The College’s New Pearlstine/Lipov Center for Southern Jewish Culture Adds to Charleston’s Rich Jewish History

The College’s New Pearlstine/Lipov Center for Southern Jewish Culture Adds to Charleston’s Rich Jewish History

Charleston, South Carolina, is home to one of the oldest Jewish communities in North America. Until 1820, it was also home to the country’s largest Jewish population. So, it is entirely fitting that the Pearlstine/Lipov Center for Southern Jewish Culture will sit in the center of the city’s historic district at the College of Charleston, as part of the Jewish Studies Program.

Cradle of Southern Jewish HistoryA $1.5 million gift from one of the city’s oldest Jewish families will establish and sustain the Center as a place to promote teaching, research, and publication on the culture and history of southern Jews. Seven generations of the Pearlstine family have called Charleston home, including Edwin Pearlstine (fifth generation), his daughters, and their families who are establishing the Center.

“Southern Jewish culture has a story, a history, that should be preserved and told,” explains Edwin Pearlstine. “The Jewish community here is unique. It is small, tight-knit, but civic-minded. We’re involved in our community and we give back to our community.”

“The Pearlstine family’s long history of support of the College and our Jewish Studies program rank as one of the best examples of community engagement that I know of,” said President P. George Benson. “The endowment of the Pearlstine/Lipov Center for Southern Jewish Culture will help ensure that our Jewish Studies program continues to thrive and that the fascinating history of Jewish settlement in Charleston is forever preserved and studied.”

 RELATED: Read more about the Pearlstine family in the Post and Courier.

The Pearlstine Family

The Pearlstine Family

The Center will draw its strength from three powerful pillars. Students will be able to take a range of courses on southern Jewish history offered at the Sylvia Vlosky Yaschik Jewish Studies Center at the College of Charleston. Researchers and scholars will be able to use the extraordinary archival resources housed in the Jewish Heritage Collection at Addlestone library and consult a team of specialists whose knowledge of South Carolina Jewish history is without peer. And members of the broader community will be engaged by the lectures, walking tours, and conferences co-sponsored by the Jewish Historical Society of South Carolina, a statewide community organization whose network reaches far beyond the campus.

 RELATED: Learn more about a major in Jewish studies.

“The Pearlstine/Lipov Center for Southern Jewish Culture will take us to the next level, making southern Jewish history a focus of attention, with research, teaching, and community outreach,” explains Marty Perlmutter, professor and director of the College’s Jewish Studies Program. “The Center will utilize the power of place to build a program in which the College will be nationally and internationally distinctive.”

For more information, contact Marty Perlmutter at perlmutterm@cofc.edu.

About the Jewish Studies Program

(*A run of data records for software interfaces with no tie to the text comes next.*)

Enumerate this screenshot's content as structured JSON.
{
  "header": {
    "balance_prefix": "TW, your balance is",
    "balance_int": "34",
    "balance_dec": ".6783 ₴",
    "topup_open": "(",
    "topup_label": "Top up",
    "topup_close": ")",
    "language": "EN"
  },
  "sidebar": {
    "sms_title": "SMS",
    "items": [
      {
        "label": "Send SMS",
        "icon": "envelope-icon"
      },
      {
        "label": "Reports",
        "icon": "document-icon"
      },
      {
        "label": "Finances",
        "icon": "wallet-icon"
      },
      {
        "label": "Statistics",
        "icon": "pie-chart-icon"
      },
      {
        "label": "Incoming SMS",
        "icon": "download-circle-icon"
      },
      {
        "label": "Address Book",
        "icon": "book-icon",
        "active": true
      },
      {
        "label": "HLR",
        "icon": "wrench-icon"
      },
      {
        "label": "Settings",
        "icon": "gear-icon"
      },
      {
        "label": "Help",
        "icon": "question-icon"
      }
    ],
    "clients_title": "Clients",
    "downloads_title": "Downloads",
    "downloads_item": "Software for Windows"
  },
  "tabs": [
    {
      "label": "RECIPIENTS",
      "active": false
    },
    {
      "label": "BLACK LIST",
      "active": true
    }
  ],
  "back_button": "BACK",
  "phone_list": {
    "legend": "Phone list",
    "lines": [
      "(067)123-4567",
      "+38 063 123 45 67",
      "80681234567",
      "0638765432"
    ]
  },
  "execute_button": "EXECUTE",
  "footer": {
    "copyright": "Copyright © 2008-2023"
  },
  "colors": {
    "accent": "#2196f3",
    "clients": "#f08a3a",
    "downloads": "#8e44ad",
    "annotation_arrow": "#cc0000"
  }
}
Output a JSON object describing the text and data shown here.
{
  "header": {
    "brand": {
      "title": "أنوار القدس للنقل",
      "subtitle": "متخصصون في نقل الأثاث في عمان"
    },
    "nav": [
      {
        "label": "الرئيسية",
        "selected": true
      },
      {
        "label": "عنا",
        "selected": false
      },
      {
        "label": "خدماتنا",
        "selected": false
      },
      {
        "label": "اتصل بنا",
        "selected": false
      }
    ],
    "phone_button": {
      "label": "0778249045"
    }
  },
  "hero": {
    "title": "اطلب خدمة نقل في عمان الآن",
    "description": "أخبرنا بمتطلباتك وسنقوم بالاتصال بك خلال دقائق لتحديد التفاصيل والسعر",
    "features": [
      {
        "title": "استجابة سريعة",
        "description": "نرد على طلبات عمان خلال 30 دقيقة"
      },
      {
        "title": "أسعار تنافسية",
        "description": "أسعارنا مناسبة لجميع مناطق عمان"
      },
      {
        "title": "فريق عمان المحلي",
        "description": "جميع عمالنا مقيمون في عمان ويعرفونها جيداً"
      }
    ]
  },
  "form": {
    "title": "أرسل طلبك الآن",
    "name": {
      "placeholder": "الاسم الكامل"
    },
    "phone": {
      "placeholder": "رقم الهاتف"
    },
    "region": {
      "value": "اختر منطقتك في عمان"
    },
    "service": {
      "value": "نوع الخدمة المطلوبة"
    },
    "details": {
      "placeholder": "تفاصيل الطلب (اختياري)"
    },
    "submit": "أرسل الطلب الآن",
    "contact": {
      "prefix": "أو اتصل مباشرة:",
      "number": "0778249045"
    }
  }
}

The Yaschik/Arnold Jewish Studies Program was founded in 1984 and has enjoyed wide community support, including major gifts from Henry and Sylvia Yaschik, Norman and Gerry Sue Arnold. Jerry and Anita Zucker, Sam and Gina Shapiro, Sam Greene, and others. The Jewish Studies Program currently has four faculty positions, two endowed chairs, an academic major and minor, Jewish Student Union/Hillel, the recently added Zucker/Goldberg Center for Holocaust Studies, and an ambitious schedule of community events. The program has encouraged an expanding enrollment of Jewish students—at last count, exceeding 800. In August 2015, a major renovation of the Jewish Studies Center will result in a vegan/vegetarian kosher dining hall, as well as improved classroom space.

About the Jewish Heritage Collection

Located in Special Collections at the College’s Addlestone Library, the Jewish Heritage Collection (JHC) documents the experience of Jewish southerners from colonial times to the present day. The archives includes recorded interviews, photographs, correspondence, documents, business, organizational, and congregation records, genealogies, memoirs, and other primary sources. JHC’s annual budget includes contributions from several local foundations and income from a generous endowment from the family of Sam and Regina Greene.

About the Jewish Historical Society of South Carolina

Founded in 1994, JHSSC is the largest statewide Jewish membership organization in South Carolina. The Society sponsors two meeting a year, publishes a bi-annual newsletter, and maintains an active website. Among its on-going projects are a survey of Jewish burial grounds across the state and the promotion of historical markers at sites of Jewish interest.